WORK TO COMPLETE: Copy every line of the data that contains the string "title".

##### DATASET EXTRACT #####

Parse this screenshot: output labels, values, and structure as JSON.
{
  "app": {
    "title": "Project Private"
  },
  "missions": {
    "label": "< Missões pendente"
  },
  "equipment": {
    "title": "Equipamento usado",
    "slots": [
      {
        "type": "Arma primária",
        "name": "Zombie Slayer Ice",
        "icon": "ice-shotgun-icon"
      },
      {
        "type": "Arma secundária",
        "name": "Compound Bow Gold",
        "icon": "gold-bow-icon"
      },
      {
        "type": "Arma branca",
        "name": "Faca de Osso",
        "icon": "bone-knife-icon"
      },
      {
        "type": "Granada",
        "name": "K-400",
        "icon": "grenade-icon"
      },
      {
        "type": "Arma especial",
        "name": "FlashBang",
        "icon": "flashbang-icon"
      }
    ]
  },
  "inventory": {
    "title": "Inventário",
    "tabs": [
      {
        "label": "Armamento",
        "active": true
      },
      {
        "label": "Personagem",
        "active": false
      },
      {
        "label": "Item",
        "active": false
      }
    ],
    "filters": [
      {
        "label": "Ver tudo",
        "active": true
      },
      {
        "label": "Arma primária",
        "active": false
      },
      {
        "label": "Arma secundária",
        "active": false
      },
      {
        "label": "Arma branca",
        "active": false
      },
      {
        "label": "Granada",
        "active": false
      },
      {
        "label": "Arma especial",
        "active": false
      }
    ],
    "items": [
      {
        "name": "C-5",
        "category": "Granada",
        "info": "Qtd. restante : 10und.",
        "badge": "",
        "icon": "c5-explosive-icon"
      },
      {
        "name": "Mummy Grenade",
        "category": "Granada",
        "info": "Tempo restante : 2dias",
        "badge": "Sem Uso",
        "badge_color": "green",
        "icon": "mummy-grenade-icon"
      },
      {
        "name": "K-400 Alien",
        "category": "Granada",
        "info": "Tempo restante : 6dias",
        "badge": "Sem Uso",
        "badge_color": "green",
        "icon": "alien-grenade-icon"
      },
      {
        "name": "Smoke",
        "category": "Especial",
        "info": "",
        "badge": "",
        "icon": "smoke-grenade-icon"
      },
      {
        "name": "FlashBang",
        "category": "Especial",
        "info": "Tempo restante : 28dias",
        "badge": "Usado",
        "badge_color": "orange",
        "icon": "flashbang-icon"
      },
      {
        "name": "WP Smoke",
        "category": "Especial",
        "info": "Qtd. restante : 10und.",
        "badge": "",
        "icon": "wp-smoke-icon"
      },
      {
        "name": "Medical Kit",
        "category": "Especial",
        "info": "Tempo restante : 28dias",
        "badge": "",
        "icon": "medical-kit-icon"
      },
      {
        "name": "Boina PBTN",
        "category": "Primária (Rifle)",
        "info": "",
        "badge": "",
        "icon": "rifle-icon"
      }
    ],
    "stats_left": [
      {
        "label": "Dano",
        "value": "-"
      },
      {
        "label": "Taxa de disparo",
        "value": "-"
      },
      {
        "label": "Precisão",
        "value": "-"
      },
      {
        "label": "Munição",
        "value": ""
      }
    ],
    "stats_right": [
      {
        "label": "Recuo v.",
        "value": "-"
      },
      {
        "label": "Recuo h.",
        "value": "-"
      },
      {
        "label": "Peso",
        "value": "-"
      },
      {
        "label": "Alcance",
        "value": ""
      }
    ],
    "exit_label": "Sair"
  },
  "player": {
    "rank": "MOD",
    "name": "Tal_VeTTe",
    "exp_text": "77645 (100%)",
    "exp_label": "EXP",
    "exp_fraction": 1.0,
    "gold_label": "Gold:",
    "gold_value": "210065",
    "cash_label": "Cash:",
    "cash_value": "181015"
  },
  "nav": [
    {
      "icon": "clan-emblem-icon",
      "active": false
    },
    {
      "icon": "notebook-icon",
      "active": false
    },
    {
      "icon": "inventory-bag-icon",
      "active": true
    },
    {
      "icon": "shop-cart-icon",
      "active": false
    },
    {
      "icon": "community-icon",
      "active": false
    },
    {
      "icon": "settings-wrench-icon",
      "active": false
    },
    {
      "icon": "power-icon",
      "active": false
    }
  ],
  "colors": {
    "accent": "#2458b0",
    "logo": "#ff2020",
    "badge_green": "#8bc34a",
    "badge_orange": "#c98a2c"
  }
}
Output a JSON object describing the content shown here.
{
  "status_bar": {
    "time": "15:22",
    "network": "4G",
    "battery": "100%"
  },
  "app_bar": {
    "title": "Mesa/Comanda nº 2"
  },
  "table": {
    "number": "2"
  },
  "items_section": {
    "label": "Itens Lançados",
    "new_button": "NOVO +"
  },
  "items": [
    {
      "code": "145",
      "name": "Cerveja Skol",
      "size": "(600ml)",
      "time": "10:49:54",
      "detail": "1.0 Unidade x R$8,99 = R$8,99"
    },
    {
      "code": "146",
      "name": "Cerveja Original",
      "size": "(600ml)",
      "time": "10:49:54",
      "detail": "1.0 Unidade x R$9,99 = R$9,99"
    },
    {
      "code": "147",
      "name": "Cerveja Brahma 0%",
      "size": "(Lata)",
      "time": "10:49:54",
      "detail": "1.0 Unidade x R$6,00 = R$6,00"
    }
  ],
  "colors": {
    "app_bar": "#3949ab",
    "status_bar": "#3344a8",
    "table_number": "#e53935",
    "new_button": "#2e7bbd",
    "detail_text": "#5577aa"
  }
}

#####

ANSWER FOR THE TASK:
    "title": "Project Private"
    "title": "Equipamento usado",
    "title": "Inventário",
    "title": "Mesa/Comanda nº 2"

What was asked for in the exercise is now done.